Why Conservatives Should Care About Transit and TODKirsten asked for my reaction to this article laying out 'conservative' arguments for transit and walkable communities. I am all for both within a free-choice framework, but I disagree with most of the arguments given here. Summing up and then addressing his arguments:
1. Federal funding is biased towards roads.
It depends on how you look at it, since 95+% of all trips are on roads. It also might be argued that government is pursuing the least-cost mobility solution because it leaves the vehicle, fuel, and driver costs to the private citizen, as opposed to government picking up those costs with transit.
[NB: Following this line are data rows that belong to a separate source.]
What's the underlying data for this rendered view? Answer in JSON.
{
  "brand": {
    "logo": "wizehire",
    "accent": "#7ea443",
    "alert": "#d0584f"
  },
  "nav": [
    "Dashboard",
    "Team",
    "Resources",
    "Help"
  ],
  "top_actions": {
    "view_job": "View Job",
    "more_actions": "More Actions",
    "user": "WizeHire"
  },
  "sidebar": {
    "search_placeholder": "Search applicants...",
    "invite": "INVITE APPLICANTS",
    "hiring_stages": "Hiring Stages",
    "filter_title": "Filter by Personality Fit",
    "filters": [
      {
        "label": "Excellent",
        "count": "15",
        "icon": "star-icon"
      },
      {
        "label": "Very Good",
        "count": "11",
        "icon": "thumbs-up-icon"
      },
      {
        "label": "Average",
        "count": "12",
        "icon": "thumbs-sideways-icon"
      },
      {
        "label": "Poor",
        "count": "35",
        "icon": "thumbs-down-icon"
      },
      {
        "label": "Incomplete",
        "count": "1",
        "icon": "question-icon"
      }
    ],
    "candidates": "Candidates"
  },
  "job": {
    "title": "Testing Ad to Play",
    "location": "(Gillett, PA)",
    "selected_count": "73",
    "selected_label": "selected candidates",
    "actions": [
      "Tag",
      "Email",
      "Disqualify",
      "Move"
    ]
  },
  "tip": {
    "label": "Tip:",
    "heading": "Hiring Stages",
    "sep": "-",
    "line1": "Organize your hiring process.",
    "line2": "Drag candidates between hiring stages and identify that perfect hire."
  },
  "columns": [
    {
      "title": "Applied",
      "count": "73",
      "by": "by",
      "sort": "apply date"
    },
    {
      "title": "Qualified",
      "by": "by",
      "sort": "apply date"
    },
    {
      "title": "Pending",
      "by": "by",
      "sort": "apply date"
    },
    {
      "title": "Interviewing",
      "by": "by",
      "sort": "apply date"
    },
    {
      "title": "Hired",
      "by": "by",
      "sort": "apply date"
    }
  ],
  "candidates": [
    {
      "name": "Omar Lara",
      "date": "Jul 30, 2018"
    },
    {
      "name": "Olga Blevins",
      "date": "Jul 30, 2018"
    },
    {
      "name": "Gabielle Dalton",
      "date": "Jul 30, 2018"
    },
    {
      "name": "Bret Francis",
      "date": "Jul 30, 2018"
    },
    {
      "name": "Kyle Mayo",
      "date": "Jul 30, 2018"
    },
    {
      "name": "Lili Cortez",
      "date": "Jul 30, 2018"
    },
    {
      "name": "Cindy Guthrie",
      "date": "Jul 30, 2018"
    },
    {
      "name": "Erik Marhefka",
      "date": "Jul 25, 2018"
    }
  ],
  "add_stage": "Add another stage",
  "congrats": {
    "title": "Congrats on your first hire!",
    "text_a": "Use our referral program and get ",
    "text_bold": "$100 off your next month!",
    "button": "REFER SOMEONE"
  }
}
But we might agree that the feds should combine highway and transit dollars into block grants to localities, and let them choose the best transportation solutions for them.
2. Local zoning codes biases development towards roads.
Also true, and I am no fan of zoning, but is this conservative calling for federal action to overrule local control? I don't see that as a conservative argument.
3. Car-orientation "create social environments that are hostile to real community."
Nothing to back this up. My understanding is that studies show higher social capital, lower crime, more church attendance, higher charitable giving and participation, and many other pro-community advantages in the car-oriented suburbs. And there are certainly plenty of dysfunctional transit-oriented "walkable neighborhoods" in urban cores.
4. Car-orientation is hostile to small business.
He seems to think we'd all be shopping at the old mom-and-pop store on Main St. instead of Costco, Target, Wal-Mart, Home Depot, Lowe's, Best Buy, etc. if wasn't for cars. Maybe it also has something to do with superior selection and prices? Why should government decide where we shop? Shouldn't the free market sort this out? McKinsey did a research report a few years ago concluding that almost half of the productivity gains in the 90s were in retail, and primarily from Wal-Mart. Are we just going to wipe out those efficiency and income gains?
5. Car-orientation forces families to drive their kids everywhere.
Partially true, although I grew up in the suburbs and biked everywhere. I think kids today have the same option (a good argument for more bike trails), although parents are a lot more paranoid about letting their kids off on their own than when I was growing up. Do we really want to tell families "We're going to save you from shuttling your kids everywhere by making you live in a cramped apartment near transit"? Maybe parents are willing to make this trade-off for the other benefits of a suburban house? I thought conservatism was about free choice?
The overall argument seemed to be a call to go back to the nostalgic family values of the Great Depression, when people couldn't afford cars and walked or rode streetcars everywhere. It's an argument of "This (community values) used to be better in the past, and now we have technology X (cars and highways) that we didn't have then, so maybe if we got rid of technology X we would get back to that nostalgic past." You know, 'family values' and the divorce rate used to be better before we let women vote, work outside the home, or get much higher education, too. Should we also 'fix' that? Do you see the fundamental flaw in the argument?
Just to reiterate, I am all for cost-effective transit and private development of more walkable neighborhoods where there is consumer demand for that lifestyle. Government should certainly look at ways it can relax regulations that make these walkable, mixed-use areas harder to develop. But let's not delude ourselves that it is some sort of morally-superior, pro-community choice that government should be forcing on the masses.